The flats were built by the Metropolitan Association for Improving the Dwellings of the Industrious Classes in 1880 and named in honour of Thomas Field Gibson, who was a Director of the Association from its inception. It originally comprised 3 brick blocks of flats and a row of 'cottages' which originally housed older relations of people living in the blocks. A further block (the 'paddlesteamer' block) was built later. They were originally called Gibson Buildings and were some of the first quality dwellings for working and lower-middle-class families in London.
The buildings are located near the corner of Northwold Road and Stoke Newington High Street (A10), close to Stoke Newington Common.
They were renovated in 1975 but many period features survive, including the rare cobblestone street surfaces.
- The Gibson Gardens History and Cookbook, Centerprise Trust, 1984 (ISBN 0-903738-65-1)
- Gaslight on the Cobble: Family life in Gibson Gardens and Stoke Newington 1923-1955 by Doris Robson, Paz Publications, 1998 (ISBN 0-9533954-0-5)
- "Thomas Gibson & Thomas Field Gibson". Dictionary of Unitarian and Universalist Biography. Retrieved 20 November 2017.
- "Thomas Field Gibson". Christian Life and Unitarian Herald: 609. 1889.
- "Obituary: Mr Thomas Field Gibson". The Inquirer: 822. 1889.
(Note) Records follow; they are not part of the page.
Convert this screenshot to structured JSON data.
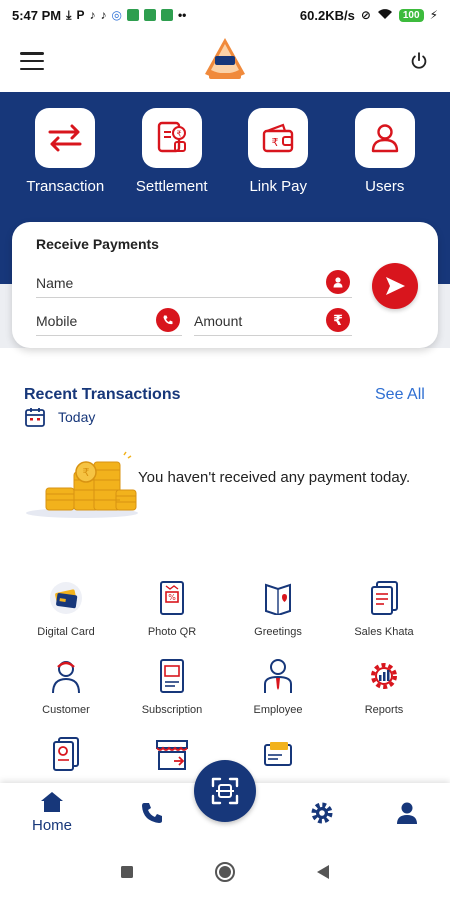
{
  "status_bar": {
    "time": "5:47 PM",
    "network_speed": "60.2KB/s",
    "battery": "100",
    "icons": [
      "download-icon",
      "parking-icon",
      "tiktok-icon",
      "tiktok-icon",
      "browser-icon",
      "app-icon",
      "app-icon",
      "app-icon",
      "more-icon",
      "alarm-off-icon",
      "wifi-icon",
      "battery-icon",
      "charging-icon"
    ]
  },
  "header": {
    "menu_icon": "hamburger-icon",
    "logo_icon": "brand-logo",
    "power_icon": "power-icon"
  },
  "quick_actions": [
    {
      "label": "Transaction",
      "icon": "transfer-arrows-icon"
    },
    {
      "label": "Settlement",
      "icon": "settlement-doc-icon"
    },
    {
      "label": "Link Pay",
      "icon": "wallet-icon"
    },
    {
      "label": "Users",
      "icon": "user-icon"
    }
  ],
  "receive_payments": {
    "title": "Receive Payments",
    "name_placeholder": "Name",
    "mobile_placeholder": "Mobile",
    "amount_placeholder": "Amount"
  },
  "recent_transactions": {
    "title": "Recent Transactions",
    "see_all": "See All",
    "period": "Today",
    "empty_message": "You haven't received any payment today."
  },
  "services": [
    {
      "label": "Digital Card",
      "icon": "credit-card-icon"
    },
    {
      "label": "Photo QR",
      "icon": "photo-qr-icon"
    },
    {
      "label": "Greetings",
      "icon": "greeting-card-icon"
    },
    {
      "label": "Sales Khata",
      "icon": "ledger-icon"
    },
    {
      "label": "Customer",
      "icon": "customer-icon"
    },
    {
      "label": "Subscription",
      "icon": "subscription-icon"
    },
    {
      "label": "Employee",
      "icon": "employee-icon"
    },
    {
      "label": "Reports",
      "icon": "reports-gear-icon"
    },
    {
      "label": "",
      "icon": "document-icon"
    },
    {
      "label": "",
      "icon": "store-icon"
    },
    {
      "label": "",
      "icon": "wallet-card-icon"
    }
  ],
  "bottom_nav": {
    "home_label": "Home",
    "items": [
      "home-icon",
      "phone-icon",
      "scan-icon",
      "settings-icon",
      "profile-icon"
    ]
  },
  "colors": {
    "primary": "#17377a",
    "accent": "#d8151d",
    "link": "#2f6fd2"
  }
}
- Report in Stoke Newington Gazette 2 July 2010 Archived 13 September 2012 at Archive.today